Therefore, it all comes back to the art, doesn’t it? Is it, the art, strong enough to stand on its own? Is it strong enough to withstand the shifting sands around it? After all, a true work of art is a work of art no matter where it is. A Picasso masterpiece is still a masterpiece whether it is hanging on the wall of the Louvre or over the pool table in your basement. Furthermore, museums around the world—including many of the showcases within the buildings of the Library of Congress——are full of objects that have been liberated from their original intent and are now being celebrated in a way their creators never expected:
—The beautifully colored, finely stitched crazy quilt has been pulled from the bed and suspended from the wall, the better to observe its craftsmanship.
—The carefully woven Navajo basket has been emptied of its contents (annulled of its actual purpose) and now sits on a pedestal, domed by glass.
—The classic car that will never see the open highway again; it is now at the centerpiece of the exhibit hall.
Music is played and enjoyed everywhere and books, by their very nature, are created to be enjoyed wherever they might be read.
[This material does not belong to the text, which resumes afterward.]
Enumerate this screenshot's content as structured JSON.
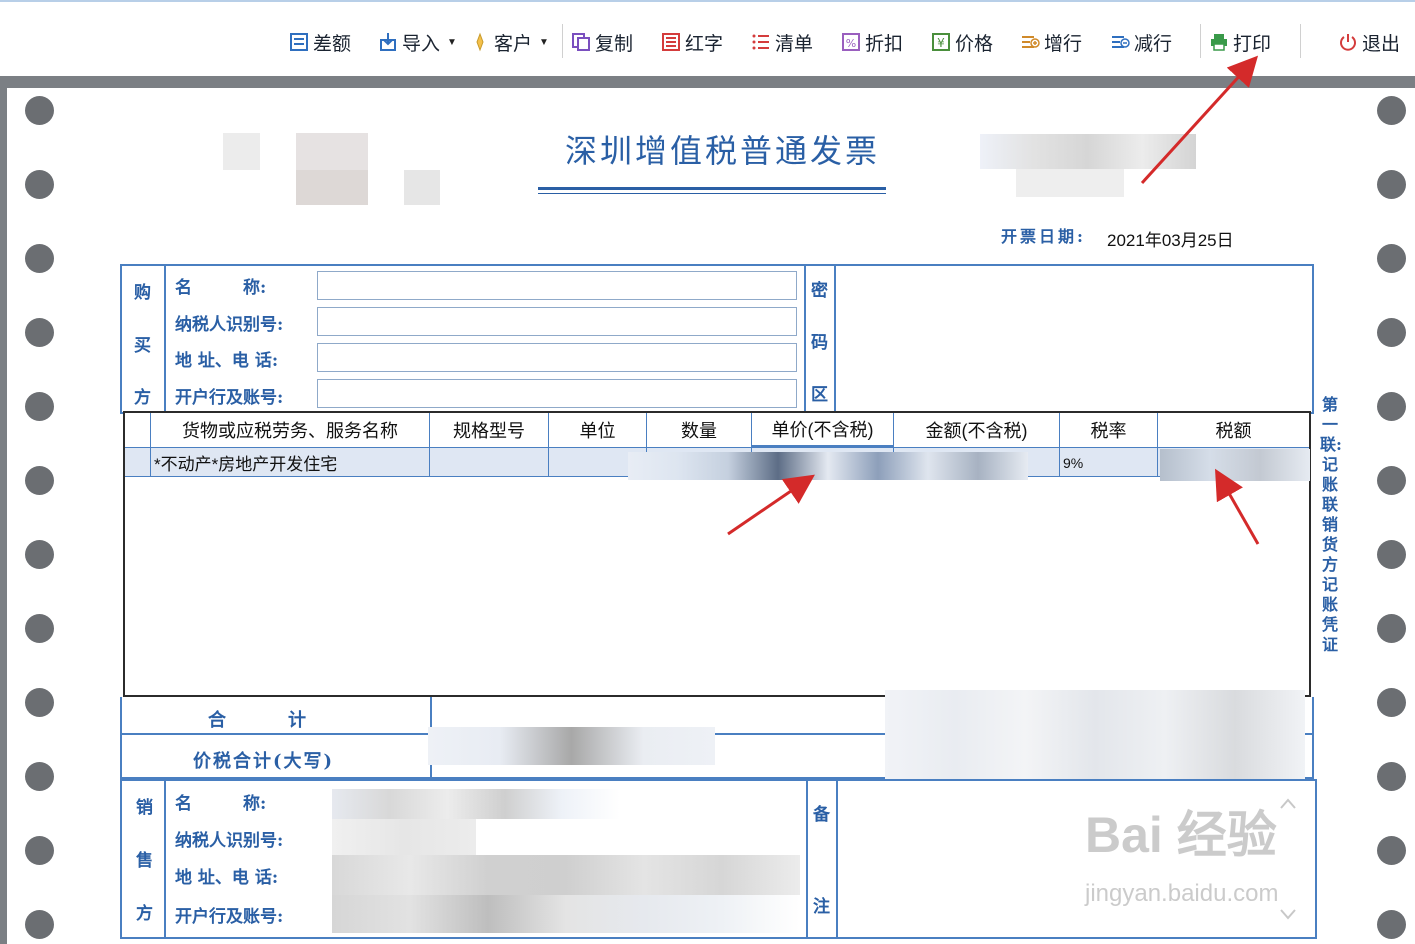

It is the job of art to take you away from where you are at the moment and into their own worlds, into the mindset of their author/creators.
Changing our perspective on the world around us, even in regard to those things we’ve seen hundreds of times before, is also the role of art. Consider Marcel Duchamp’s renaming of a urinal as “Fountain”, consider Andy Warhol reproducing the label of a Campbell’s soup can or replicating newspaper cover photos. On the gallery wall we come to them with a different eye than we do when we view them on the grocer’s shelf.
Am I, therefore, with this handful of short films, following in the footsteps of Warhol, et al., albeit on a much smaller and far less important scale? And didn’t the Registry itself kind of already do that for me?
In some ways, the world has already beat all of us to the punch. Martha Graham’s 1943 performance of “Lamentation” has already broken out of the confines of her school to be embraced by dance fans and historians. And George Lucas’s 1967 Electronic Labyrinth: THX 1378 4EB, his USC student film, has already extended beyond its primary role as the final requirement to get his degree. I, and the Packard Campus Theater, are just continuing what each of these films have already accomplished. If they have outlived their original intent, they have not outlived their importance or power.
The evening of short films is scheduled to occur in a few weeks. Please wish me well.